pp. 70, 1.
written by St. Paul. The Epistle to the Hebrews, which certainly does not bear his name as the other epistles bear it, is thus excluded by Dr. Paley from that catalogue: which exclusion must, then, have arisen from some want of clear and entire satisfaction in his mind as to its having been the genuine or the direct work of St. Paul.
In his Evidences of Christianity, published four years after the HoRÆ PAULINÆ, Dr. Paley speaks more explicitly. “I allege this epistle [to the Hebrews] without hesitation : for, whatever doubts may have been raised about its author, there can be none concerning the age in which it was written.
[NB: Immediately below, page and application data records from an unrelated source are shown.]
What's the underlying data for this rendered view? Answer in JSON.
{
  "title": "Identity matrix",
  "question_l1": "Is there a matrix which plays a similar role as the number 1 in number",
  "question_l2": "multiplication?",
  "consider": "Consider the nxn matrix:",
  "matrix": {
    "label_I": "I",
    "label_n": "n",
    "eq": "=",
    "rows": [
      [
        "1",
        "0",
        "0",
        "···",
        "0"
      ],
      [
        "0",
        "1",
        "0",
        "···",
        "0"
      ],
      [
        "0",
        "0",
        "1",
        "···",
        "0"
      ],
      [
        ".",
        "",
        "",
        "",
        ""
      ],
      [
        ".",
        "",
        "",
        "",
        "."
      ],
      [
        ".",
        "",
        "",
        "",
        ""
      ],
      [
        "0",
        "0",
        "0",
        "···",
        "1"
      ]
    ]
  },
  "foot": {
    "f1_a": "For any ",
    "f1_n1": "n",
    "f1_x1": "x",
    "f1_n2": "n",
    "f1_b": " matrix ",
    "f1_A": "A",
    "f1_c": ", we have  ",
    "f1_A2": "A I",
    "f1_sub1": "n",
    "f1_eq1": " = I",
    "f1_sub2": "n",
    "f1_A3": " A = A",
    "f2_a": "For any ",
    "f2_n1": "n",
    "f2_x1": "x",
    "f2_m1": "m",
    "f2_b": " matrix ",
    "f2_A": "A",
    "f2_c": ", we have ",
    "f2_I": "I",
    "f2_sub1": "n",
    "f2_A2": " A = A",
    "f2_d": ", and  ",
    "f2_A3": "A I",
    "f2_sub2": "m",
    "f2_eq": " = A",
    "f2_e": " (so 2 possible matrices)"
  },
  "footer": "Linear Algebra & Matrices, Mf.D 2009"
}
No epistle in the collection carries about it more indubitable marks of antiquity, than this does,” &c. &c. NOTE.
Edit. 1825. After all the doubts, however, and disquisitions which have arisen on this subject, and notwithstanding what must always be felt, the marked difference of style and manner which distinguishes that from the other writings of the apostle ; I yet very sincerely receive the Epistle to the Hebrews as essentially stamped with the apostolic authority of St. Paul himself.
That it should wear so much the character of an argumentative discourse and so little present that of an epistolary address, is, at all events, the natural consequence of its immediate object, to reason on the high mission and divine nature of our blessed Lord with the Hebrew Christians from their own sacred books : to which Hebrew Christians, however, generally speaking, St. Paul had become more or less obnoxious, as the apostle of the Gentiles, and the assertor of their evangelical liberty.
The greater part of that class of men would of course be strangers to the person of St. Paul : and yet some of them could hardly fail to recognise the writer, towards the close of the epistle, when he acknowledges the compassion which they had shown to him in his bonds, x. 33, 4., while at Cesarea apparently, and the joyful contribution of their goods to the relief of his necessities there.
Writing in a situation so very peculiar, though St. Paul did not like immediately to avow himself as the author, yet, from other indications of a personal nature, it may appear, that he did not ultimately intend to disavow it or to conceal himself. Two passages, pointed out as very decisive, are the following:
xiii. 19. But I beseech you the rather to do this, that I may be restored to you the sooner. - 23. Know ye that our brother Timothy is set at liberty ; with whom, if he come shortly, I will see you.
But, singularly enough, although those passages might be sufficiently clear at the time of writing, in the present day, it must be confessed, some ambiguity hangs on both of them : for neither does the one Greek word in v. 19., &TOXATArTalô, belong to the phraseology of St. Paul, nor can the other, v. 23., åtonerup évov, be so certainly claimed, in that signification, as entirely to forbid a different meaning which the context does not exclude, being allowed by his friends to depart.
It may not, however, be impertinent or unprofitable to remark, that for establishing the great point proposed in the H. P., even if the Epistle to the Hebrews had been always received as from the pen of St. Paul, still it could not be made tributary to the purpose of Dr. Paley ; from its being necessarily destitute of those many references to places, persons, and facts, materials, so richly found in the thirteen epistles, to show undesigned coincidence with the Acts. But then this acknowledged peculiarity in that epistle, so long as